I can't believe I get paid to help sick people by operating on them - there's nothing like it in the world. I don't get bored with that. I guess that's why God has me in this vocation, which He providentially knew would be endlessly interesting. ...read more »
I went today to help with the relief over at the old Levi Strauss building on the Southside. I guess there are about 1,000 Hurricane Katrina refugees there in an enormous room. The spirits seemed to be shell-shocked but grateful. I didn't find any disgruntled or angry people (except perhaps fellow medical personnel frustrated with the lack of an organizational system). The feeding, housing, and clothing seems to have gotten along well - HEB-donated food was plentiful in the chow hall, they had a kids play room with coloring books & toys, and everyone seemed to have a cot. The showers (in tents outside the building for the men) kept busy, though you wouldn't know it from the always-present but not overpowering body odor smell in the main hall.
Medical triage and treatment was where I helped. There were about 5 or 6 of us doctors by the end, and maybe 3 times that many nurses. Refugees were already there since last night, so there wasn't a mass triage; it was simply up to the patients to seek care. I saw probably 30 people in 5 hours; we cleaned some wounds, drained some infections, reassured others. We were well-staffed, I think. Some of the kind and dedicated volunteers I met were striking. ...read more »
So on this 2nd day of September 2005, I finally enter the information age with a weblog.
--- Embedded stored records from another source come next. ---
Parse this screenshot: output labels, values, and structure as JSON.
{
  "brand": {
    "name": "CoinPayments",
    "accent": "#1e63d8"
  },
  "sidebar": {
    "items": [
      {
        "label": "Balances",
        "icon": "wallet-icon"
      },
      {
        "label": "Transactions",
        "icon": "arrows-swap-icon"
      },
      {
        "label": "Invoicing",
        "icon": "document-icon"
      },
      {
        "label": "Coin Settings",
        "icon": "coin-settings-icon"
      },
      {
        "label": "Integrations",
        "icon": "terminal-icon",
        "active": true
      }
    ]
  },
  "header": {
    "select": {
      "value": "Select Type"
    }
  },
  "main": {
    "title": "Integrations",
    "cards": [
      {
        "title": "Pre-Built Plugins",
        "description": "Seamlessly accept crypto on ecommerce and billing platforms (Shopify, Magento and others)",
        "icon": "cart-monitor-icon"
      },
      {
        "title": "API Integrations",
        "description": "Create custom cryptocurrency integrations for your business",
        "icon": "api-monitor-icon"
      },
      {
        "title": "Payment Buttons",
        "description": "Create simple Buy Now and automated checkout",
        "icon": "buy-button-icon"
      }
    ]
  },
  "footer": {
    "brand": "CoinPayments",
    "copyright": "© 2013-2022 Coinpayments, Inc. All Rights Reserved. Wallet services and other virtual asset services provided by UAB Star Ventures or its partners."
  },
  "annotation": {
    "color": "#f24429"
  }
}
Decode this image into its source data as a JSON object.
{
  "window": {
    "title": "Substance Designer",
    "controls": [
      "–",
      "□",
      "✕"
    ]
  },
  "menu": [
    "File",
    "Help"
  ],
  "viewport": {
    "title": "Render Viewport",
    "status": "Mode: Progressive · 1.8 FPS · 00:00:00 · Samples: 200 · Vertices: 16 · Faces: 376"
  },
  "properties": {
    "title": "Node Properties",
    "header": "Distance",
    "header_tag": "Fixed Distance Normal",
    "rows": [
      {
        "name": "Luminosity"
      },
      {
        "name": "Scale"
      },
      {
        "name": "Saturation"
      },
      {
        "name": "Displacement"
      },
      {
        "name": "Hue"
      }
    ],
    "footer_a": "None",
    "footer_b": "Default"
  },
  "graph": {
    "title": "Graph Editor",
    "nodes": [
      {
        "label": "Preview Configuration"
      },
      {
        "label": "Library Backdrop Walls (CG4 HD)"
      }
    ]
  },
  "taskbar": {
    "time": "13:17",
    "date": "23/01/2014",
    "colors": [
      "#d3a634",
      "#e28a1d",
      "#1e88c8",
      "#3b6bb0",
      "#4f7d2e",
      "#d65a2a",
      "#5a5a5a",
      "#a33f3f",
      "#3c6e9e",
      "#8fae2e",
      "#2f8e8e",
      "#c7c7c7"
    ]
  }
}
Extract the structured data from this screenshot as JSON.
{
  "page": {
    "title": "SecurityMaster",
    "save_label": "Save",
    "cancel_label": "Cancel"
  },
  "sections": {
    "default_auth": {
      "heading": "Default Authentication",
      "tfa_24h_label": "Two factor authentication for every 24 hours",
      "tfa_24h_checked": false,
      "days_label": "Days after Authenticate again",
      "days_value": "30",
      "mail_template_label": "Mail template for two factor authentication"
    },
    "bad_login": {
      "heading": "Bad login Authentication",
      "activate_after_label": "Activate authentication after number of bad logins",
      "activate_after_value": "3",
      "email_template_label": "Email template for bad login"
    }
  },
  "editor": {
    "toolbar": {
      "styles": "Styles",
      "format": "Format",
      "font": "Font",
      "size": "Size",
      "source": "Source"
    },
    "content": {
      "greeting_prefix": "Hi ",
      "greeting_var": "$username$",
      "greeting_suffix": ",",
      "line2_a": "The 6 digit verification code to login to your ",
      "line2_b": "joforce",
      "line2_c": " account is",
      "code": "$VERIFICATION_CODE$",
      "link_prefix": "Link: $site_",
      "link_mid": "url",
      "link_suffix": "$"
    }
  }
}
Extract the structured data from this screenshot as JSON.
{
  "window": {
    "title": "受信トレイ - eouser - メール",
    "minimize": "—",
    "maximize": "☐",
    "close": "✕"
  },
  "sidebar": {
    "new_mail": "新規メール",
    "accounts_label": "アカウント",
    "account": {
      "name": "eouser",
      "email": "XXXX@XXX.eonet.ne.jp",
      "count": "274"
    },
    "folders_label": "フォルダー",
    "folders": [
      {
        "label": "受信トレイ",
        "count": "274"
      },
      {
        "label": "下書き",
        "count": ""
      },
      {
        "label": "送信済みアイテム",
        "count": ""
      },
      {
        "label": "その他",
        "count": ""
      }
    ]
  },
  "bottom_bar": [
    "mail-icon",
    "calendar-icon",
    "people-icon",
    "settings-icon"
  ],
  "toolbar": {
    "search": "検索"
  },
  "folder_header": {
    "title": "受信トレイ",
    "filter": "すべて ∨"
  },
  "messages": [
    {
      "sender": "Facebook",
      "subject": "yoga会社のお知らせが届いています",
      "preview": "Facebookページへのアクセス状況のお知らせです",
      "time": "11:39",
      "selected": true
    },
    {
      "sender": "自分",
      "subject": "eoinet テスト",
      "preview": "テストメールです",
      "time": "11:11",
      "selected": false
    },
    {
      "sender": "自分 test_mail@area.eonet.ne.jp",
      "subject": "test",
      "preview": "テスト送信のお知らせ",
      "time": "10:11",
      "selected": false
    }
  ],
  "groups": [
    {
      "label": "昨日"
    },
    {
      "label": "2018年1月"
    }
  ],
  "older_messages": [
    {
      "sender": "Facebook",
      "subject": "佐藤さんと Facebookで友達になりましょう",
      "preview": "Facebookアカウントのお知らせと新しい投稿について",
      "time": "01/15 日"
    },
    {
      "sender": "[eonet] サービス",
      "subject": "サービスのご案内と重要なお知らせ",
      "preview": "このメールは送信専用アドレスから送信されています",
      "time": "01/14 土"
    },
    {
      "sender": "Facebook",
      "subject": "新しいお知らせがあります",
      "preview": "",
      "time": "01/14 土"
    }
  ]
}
I'll see how it works, if I can update it more often than the (average) 1 time every 2 years that I have been updating my homepage.